It is said that when Saint Augustine died, he had nothing but his writings and few clothes. Everything he had belonged to the monastery. To practice simplicity does not require a vow of poverty, but it does suggest moving away from a lifestyle that is focused on possessions into a lifestyle of less. Doing more with less means having fewer things around us to care for so that more of our attention may be toward God and people. If I didn’t have to mow the lawn, that’s forty minutes I could give to something else. But we must be careful about extremes. Because it is during that very forty minutes that I can often be in solitude and silence with God as I follow my noisy mower, oblivious to everything, except the row of grass that I am cutting. It’s about attitude, and asking: Can I do without this thing?”
Category Archives: A Fresh Start
The Bible is filled with singing! To sing the praises of God is what many of the Psalms are all about. Singing as a form of worship (all of these disciplines should be seen as worship) whether alone in your prayer closet or among your fellow disciples is a key discipline. On key, off key, whatever kind of joyful noise you can make, worship the Lord in singing! And don’t think singing is just praise, we can lament in song as well as we can praise, but in either case, rejoice always!
To be silent in today’s world may be the hardest, yet most rewarding of the disciplines. This simply means not talking. When tempted to talk, one should pray. Like many such disciplines, to begin with a shorter period of time and then increase the amount of time is wise. In silence, one seeks to hear rather than to speak. This is not the same as an attempt to empty one’s self, for any emptying of our heart and mind needs to be intentionally filled by God with His Scriptures. So silence may well be tied to one of the prayer disciplines. But, quietness so you can hear is the key. Therefore, having your Bible open and ready is wise.
If we run a search for the word ‘serve’ in the New Testament, it would take us quite a while to read all that is said about it. (Reading and studying the uses of the word ‘serve’ in the Gospels may be a helpful thing to do as a Bible Study discipline.) Serving is a key to living the life of following Jesus. To serve well, it would be helpful to identify the gifts and talents that God has given us. However, it’s important to be careful to understand that joyful serving comes from loving and therefore serving God. Serving for its own sake, or if motivated by guilt, may lead into a works mentality. As an aspect of the fruit of abiding in Jesus, serving can bring us closer to God as we recognize it is Him working through us for His kingdom.
This is an easier discipline. Choose five or six Scripture texts that you would like to regularly pray. Copy and paste these verses in your electronic calendar as reminders every hour or so through the day. On your devices that are tied to your electronic calendar, as they pop up on your screen, take that moment, stop for that moment and intentionally talk to your heavenly Father using that Bible text. There is a list you might find helpful in the chapter on “Praying Scripture.”

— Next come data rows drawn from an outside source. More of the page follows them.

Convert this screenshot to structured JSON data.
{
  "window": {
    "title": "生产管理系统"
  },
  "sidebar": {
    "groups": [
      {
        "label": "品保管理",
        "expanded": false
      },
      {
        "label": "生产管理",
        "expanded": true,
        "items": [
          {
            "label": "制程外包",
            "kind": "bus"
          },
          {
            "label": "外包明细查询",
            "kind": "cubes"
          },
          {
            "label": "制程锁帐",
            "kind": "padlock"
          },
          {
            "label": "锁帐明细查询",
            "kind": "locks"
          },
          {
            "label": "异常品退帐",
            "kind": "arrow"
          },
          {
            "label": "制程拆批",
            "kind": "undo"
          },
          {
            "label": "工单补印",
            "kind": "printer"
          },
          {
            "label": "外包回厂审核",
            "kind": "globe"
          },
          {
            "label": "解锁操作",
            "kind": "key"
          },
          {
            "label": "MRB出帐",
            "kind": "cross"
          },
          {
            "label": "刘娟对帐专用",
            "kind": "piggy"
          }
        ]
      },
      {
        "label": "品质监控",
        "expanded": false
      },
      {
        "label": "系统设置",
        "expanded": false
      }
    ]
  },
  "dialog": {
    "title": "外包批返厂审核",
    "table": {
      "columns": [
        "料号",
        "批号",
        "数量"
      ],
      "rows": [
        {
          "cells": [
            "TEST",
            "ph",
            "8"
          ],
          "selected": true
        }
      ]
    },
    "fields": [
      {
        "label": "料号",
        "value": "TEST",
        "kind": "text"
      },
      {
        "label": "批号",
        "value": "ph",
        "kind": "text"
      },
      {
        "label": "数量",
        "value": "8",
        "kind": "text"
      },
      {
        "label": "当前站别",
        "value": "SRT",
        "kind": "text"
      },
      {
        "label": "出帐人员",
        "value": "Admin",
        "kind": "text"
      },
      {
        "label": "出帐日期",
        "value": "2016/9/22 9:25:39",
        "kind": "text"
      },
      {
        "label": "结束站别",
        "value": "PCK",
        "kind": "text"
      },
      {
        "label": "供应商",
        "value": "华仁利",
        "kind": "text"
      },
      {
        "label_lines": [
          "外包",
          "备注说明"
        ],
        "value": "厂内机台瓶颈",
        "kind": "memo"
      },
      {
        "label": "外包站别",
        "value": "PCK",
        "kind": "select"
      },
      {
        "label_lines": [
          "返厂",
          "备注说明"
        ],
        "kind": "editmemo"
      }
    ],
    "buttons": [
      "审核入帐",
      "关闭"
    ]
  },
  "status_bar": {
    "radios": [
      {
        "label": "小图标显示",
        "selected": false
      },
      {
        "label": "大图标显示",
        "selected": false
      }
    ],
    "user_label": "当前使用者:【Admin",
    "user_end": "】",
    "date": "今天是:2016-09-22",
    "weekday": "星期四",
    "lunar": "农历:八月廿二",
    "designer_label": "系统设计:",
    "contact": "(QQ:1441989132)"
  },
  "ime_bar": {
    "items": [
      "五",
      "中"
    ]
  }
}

This discipline was important enough to God for Him to model it on the 7th day and include it in the 10 Commandments. Among those commandments, this is likely the one most often ignored by Christians. To take a day off is biblical and wise. In a sermon on Sabbath, I could probably come up with lots of reasons why it’s a good idea, but here are two: We need a day off because we were not created to work non-stop. God rested on the seventh day to demonstrate for us what He later commanded. The second reason is to show me that I am not God (like the need for sleep shows I need proper rest). Only He is omnipotent. You and I need rest. But Sabbath is not just a day off. It should be intentional. Read the chapter on Sabbatical to adapt ideas about purposeful Sabbath. Add an extra discipline or two to your sabbath. Be sure to engage in activities that bring you joy. Sabbath is to be enjoyed, not just endured! Oh, yeah, you pastors, Sunday is not your sabbath.